Nestor Cerpa is a devoted family man who loves his wife and children dearly, writing them passionate and revealing letters from the Residence. He is also one of the most reviled figures in Peruvian political history. Inflicting pain and suffering on hundreds, Nestor fails to perceive the contradictions of using violence and cruelty as tools of social justice.
The taking of the Residence is a direct attack on the Japanese born Peruvian President, Alberto Fujimori, who has claimed victory in his brutal campaign against Peru's insurgent groups. The MRTA has been all but wiped out. Hundreds of members, including Nestor's wife Nancy, languish in prison. Taking the Residence is Nestor's last-ditch effort to free them. For Fujimori it is a painful embarrassment. His response is uncompromising and fatal.
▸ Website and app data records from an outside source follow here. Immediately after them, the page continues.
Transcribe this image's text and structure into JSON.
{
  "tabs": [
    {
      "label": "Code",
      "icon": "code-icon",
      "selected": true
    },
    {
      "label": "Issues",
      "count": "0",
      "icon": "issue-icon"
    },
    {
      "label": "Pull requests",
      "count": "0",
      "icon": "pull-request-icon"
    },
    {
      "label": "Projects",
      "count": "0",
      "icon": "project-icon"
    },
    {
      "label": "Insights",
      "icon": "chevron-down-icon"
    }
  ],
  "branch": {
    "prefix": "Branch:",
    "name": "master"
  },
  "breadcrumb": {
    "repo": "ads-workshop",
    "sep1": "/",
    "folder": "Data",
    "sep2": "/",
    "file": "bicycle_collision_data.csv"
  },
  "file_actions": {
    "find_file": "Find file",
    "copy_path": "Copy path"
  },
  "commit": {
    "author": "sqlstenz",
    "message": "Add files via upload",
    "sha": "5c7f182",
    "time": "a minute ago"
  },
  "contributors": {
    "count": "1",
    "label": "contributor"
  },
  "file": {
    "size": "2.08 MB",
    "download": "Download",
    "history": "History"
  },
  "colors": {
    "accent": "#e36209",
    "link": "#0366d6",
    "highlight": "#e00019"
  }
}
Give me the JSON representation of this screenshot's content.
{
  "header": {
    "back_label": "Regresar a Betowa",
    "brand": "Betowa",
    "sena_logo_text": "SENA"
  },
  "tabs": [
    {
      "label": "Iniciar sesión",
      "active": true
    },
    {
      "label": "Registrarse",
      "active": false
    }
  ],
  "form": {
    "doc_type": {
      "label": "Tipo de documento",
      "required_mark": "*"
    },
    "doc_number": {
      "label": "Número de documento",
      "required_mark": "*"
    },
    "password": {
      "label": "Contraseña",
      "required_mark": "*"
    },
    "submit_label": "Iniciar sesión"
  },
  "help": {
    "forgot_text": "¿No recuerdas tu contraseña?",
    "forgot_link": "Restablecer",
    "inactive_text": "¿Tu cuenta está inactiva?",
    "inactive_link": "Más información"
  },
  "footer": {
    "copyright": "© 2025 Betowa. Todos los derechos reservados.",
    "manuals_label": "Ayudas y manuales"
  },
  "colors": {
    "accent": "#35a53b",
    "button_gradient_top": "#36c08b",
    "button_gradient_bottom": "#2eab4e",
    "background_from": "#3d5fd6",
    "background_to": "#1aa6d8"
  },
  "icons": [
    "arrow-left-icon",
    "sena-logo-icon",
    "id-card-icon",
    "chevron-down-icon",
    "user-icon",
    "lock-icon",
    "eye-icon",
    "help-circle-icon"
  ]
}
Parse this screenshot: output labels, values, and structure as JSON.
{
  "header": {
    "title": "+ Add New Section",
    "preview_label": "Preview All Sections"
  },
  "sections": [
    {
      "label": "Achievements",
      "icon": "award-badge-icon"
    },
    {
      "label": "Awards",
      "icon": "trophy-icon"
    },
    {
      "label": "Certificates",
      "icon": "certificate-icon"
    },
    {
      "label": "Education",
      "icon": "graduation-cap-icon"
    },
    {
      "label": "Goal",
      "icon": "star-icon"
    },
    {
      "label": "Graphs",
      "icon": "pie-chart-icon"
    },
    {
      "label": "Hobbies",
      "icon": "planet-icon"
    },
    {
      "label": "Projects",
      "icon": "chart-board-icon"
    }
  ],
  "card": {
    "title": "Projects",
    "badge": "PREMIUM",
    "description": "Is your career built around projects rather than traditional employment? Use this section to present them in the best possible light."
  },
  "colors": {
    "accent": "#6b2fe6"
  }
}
What follows is devastating and bizarre.
It is also a hundred and twenty six days in the lives of the hostages. The psychology of captivity is intimately revealed through a compelling portrait of daily life in the Residence. Not only affecting it is also unexpected: the head of counter-terrorism gives Nestor French lessons and the Japanese Ambassador leads communal exercise classes. When it is revealed that Nestor would give up all other demands for the release of his wife the crisis takes a romantic dimension.
Multi-layered and complex this film avoids simple and obvious conclusions, and investigates the collision points between social forces and our personal lives.